About this exercise:
Only the pictures are to be left out, and the rest of the entries should be reproduced exactly.

##############################

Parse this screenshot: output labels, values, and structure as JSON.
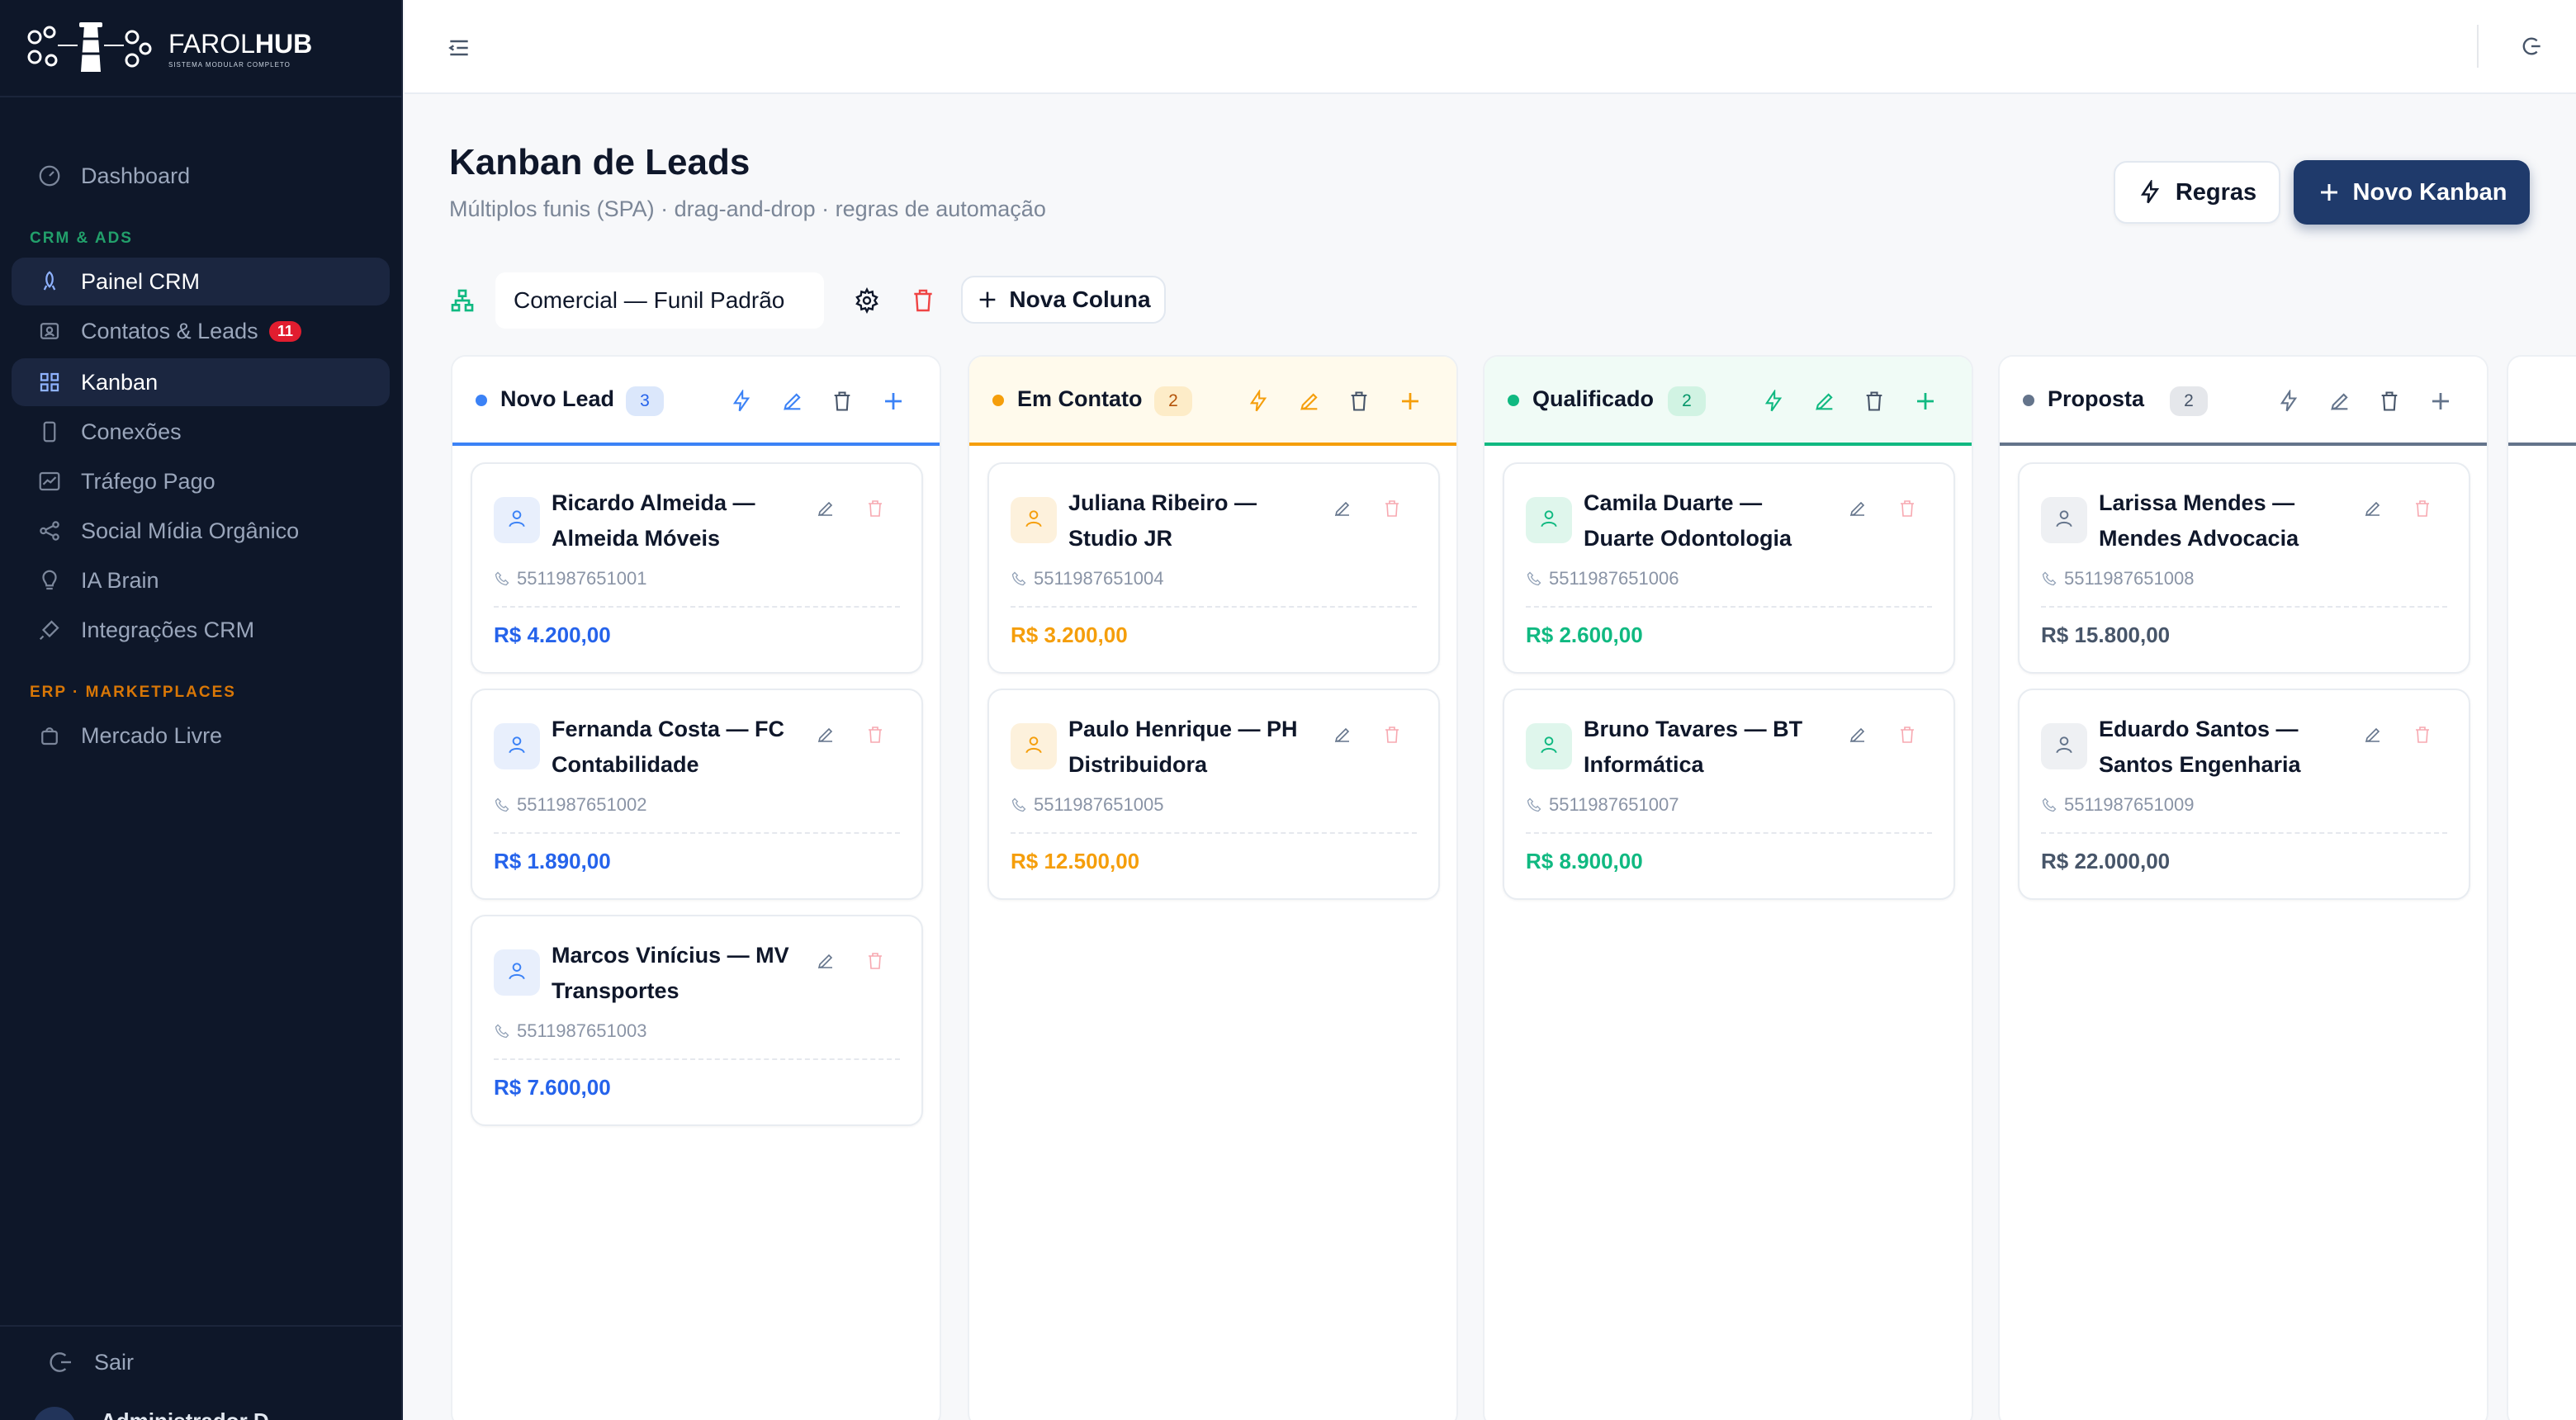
{
  "brand": {
    "name_light": "FAROL",
    "name_bold": "HUB",
    "tagline": "SISTEMA MODULAR COMPLETO"
  },
  "sidebar": {
    "dashboard": "Dashboard",
    "section_crm": "CRM & ADS",
    "section_erp": "ERP · MARKETPLACES",
    "items": [
      {
        "label": "Painel CRM",
        "icon": "rocket-icon"
      },
      {
        "label": "Contatos & Leads",
        "badge": "11",
        "icon": "contacts-icon"
      },
      {
        "label": "Kanban",
        "icon": "grid-icon"
      },
      {
        "label": "Conexões",
        "icon": "phone-icon"
      },
      {
        "label": "Tráfego Pago",
        "icon": "chart-icon"
      },
      {
        "label": "Social Mídia Orgânico",
        "icon": "share-icon"
      },
      {
        "label": "IA Brain",
        "icon": "bulb-icon"
      },
      {
        "label": "Integrações CRM",
        "icon": "plug-icon"
      }
    ],
    "marketplace": "Mercado Livre",
    "logout": "Sair",
    "user": "Administrador D"
  },
  "header": {
    "title": "Kanban de Leads",
    "subtitle": "Múltiplos funis (SPA) · drag-and-drop · regras de automação",
    "rules_button": "Regras",
    "new_button": "Novo Kanban"
  },
  "toolbar": {
    "funnel": "Comercial — Funil Padrão",
    "new_column": "Nova Coluna"
  },
  "colors": {
    "blue": "#3b82f6",
    "amber": "#f59e0b",
    "green": "#10b981",
    "slate": "#64748b",
    "danger": "#ef4444",
    "navy": "#1f3a6b"
  },
  "columns": [
    {
      "name": "Novo Lead",
      "count": "3",
      "cards": [
        {
          "title": "Ricardo Almeida — Almeida Móveis",
          "phone": "5511987651001",
          "value": "R$ 4.200,00"
        },
        {
          "title": "Fernanda Costa — FC Contabilidade",
          "phone": "5511987651002",
          "value": "R$ 1.890,00"
        },
        {
          "title": "Marcos Vinícius — MV Transportes",
          "phone": "5511987651003",
          "value": "R$ 7.600,00"
        }
      ]
    },
    {
      "name": "Em Contato",
      "count": "2",
      "cards": [
        {
          "title": "Juliana Ribeiro — Studio JR",
          "phone": "5511987651004",
          "value": "R$ 3.200,00"
        },
        {
          "title": "Paulo Henrique — PH Distribuidora",
          "phone": "5511987651005",
          "value": "R$ 12.500,00"
        }
      ]
    },
    {
      "name": "Qualificado",
      "count": "2",
      "cards": [
        {
          "title": "Camila Duarte — Duarte Odontologia",
          "phone": "5511987651006",
          "value": "R$ 2.600,00"
        },
        {
          "title": "Bruno Tavares — BT Informática",
          "phone": "5511987651007",
          "value": "R$ 8.900,00"
        }
      ]
    },
    {
      "name": "Proposta",
      "count": "2",
      "cards": [
        {
          "title": "Larissa Mendes — Mendes Advocacia",
          "phone": "5511987651008",
          "value": "R$ 15.800,00"
        },
        {
          "title": "Eduardo Santos — Santos Engenharia",
          "phone": "5511987651009",
          "value": "R$ 22.000,00"
        }
      ]
    }
  ]
}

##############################

Answer to the exercise:
Parse this screenshot: output labels, values, and structure as JSON.
{
  "brand": {
    "name_light": "FAROL",
    "name_bold": "HUB",
    "tagline": "SISTEMA MODULAR COMPLETO"
  },
  "sidebar": {
    "dashboard": "Dashboard",
    "section_crm": "CRM & ADS",
    "section_erp": "ERP · MARKETPLACES",
    "items": [
      {
        "label": "Painel CRM",
        "icon": "rocket-icon"
      },
      {
        "label": "Contatos & Leads",
        "badge": "11",
        "icon": "contacts-icon"
      },
      {
        "label": "Kanban",
        "icon": "grid-icon"
      },
      {
        "label": "Conexões",
        "icon": "phone-icon"
      },
      {
        "label": "Tráfego Pago",
        "icon": "chart-icon"
      },
      {
        "label": "Social Mídia Orgânico",
        "icon": "share-icon"
      },
      {
        "label": "IA Brain",
        "icon": "bulb-icon"
      },
      {
        "label": "Integrações CRM",
        "icon": "plug-icon"
      }
    ],
    "marketplace": "Mercado Livre",
    "logout": "Sair",
    "user": "Administrador D"
  },
  "header": {
    "title": "Kanban de Leads",
    "subtitle": "Múltiplos funis (SPA) · drag-and-drop · regras de automação",
    "rules_button": "Regras",
    "new_button": "Novo Kanban"
  },
  "toolbar": {
    "funnel": "Comercial — Funil Padrão",
    "new_column": "Nova Coluna"
  },
  "colors": {
    "blue": "#3b82f6",
    "amber": "#f59e0b",
    "green": "#10b981",
    "slate": "#64748b",
    "danger": "#ef4444",
    "navy": "#1f3a6b"
  },
  "columns": [
    {
      "name": "Novo Lead",
      "count": "3",
      "cards": [
        {
          "title": "Ricardo Almeida — Almeida Móveis",
          "phone": "5511987651001",
          "value": "R$ 4.200,00"
        },
        {
          "title": "Fernanda Costa — FC Contabilidade",
          "phone": "5511987651002",
          "value": "R$ 1.890,00"
        },
        {
          "title": "Marcos Vinícius — MV Transportes",
          "phone": "5511987651003",
          "value": "R$ 7.600,00"
        }
      ]
    },
    {
      "name": "Em Contato",
      "count": "2",
      "cards": [
        {
          "title": "Juliana Ribeiro — Studio JR",
          "phone": "5511987651004",
          "value": "R$ 3.200,00"
        },
        {
          "title": "Paulo Henrique — PH Distribuidora",
          "phone": "5511987651005",
          "value": "R$ 12.500,00"
        }
      ]
    },
    {
      "name": "Qualificado",
      "count": "2",
      "cards": [
        {
          "title": "Camila Duarte — Duarte Odontologia",
          "phone": "5511987651006",
          "value": "R$ 2.600,00"
        },
        {
          "title": "Bruno Tavares — BT Informática",
          "phone": "5511987651007",
          "value": "R$ 8.900,00"
        }
      ]
    },
    {
      "name": "Proposta",
      "count": "2",
      "cards": [
        {
          "title": "Larissa Mendes — Mendes Advocacia",
          "phone": "5511987651008",
          "value": "R$ 15.800,00"
        },
        {
          "title": "Eduardo Santos — Santos Engenharia",
          "phone": "5511987651009",
          "value": "R$ 22.000,00"
        }
      ]
    }
  ]
}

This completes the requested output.